What to produce
State how many lines of the records include the word "selected"; the reply is that number alone.

Dataset extract
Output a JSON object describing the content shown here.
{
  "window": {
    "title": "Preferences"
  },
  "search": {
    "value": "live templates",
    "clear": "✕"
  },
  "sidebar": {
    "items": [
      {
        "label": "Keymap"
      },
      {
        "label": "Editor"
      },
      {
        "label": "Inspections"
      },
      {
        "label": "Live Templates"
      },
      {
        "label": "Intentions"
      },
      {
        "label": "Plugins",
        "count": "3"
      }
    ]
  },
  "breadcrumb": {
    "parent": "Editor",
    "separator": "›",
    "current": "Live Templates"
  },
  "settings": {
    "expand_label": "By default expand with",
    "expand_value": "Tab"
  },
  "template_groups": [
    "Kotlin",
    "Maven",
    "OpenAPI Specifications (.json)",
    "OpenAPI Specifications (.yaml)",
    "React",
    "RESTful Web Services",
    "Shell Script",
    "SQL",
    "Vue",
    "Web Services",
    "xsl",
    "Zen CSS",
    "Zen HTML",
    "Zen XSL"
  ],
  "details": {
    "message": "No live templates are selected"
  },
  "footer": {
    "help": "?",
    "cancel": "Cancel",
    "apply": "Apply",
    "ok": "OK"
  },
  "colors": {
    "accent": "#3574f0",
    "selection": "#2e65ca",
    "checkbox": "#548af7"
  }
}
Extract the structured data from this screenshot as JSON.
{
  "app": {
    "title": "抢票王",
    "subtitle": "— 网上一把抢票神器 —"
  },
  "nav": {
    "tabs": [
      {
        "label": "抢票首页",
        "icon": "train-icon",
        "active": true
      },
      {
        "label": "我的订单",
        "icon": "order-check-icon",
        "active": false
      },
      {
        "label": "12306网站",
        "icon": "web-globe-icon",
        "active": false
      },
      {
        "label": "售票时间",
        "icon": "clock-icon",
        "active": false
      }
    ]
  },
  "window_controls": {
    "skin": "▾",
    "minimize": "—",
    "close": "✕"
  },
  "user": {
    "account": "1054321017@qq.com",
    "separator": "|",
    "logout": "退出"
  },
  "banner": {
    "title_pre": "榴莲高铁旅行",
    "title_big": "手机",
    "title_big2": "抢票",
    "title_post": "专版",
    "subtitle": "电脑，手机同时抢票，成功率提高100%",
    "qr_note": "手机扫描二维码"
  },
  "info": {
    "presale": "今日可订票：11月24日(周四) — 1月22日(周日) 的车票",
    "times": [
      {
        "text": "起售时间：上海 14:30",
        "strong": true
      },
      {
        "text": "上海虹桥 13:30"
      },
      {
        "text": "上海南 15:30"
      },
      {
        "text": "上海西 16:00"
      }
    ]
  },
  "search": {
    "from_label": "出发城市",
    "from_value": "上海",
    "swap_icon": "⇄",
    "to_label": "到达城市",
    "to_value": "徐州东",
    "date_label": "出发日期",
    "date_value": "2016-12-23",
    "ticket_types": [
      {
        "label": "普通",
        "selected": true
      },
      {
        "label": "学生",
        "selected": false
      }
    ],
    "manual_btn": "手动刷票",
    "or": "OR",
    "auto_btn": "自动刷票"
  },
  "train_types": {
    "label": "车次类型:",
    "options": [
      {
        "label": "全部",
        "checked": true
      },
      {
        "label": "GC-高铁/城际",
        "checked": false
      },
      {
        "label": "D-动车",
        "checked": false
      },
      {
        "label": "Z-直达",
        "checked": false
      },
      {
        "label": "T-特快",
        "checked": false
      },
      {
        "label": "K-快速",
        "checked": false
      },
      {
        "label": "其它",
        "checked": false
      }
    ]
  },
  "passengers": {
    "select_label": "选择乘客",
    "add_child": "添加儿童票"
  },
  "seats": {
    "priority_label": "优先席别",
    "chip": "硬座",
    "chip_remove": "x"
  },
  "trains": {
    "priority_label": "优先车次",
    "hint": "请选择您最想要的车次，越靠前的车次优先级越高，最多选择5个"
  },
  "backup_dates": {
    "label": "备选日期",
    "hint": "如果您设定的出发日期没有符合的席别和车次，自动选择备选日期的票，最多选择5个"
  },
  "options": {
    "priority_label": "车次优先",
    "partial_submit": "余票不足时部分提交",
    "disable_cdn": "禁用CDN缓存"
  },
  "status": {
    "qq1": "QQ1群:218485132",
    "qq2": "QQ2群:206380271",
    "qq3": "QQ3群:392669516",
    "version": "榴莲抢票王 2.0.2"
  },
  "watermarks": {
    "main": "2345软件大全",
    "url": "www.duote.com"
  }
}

Expected answer
3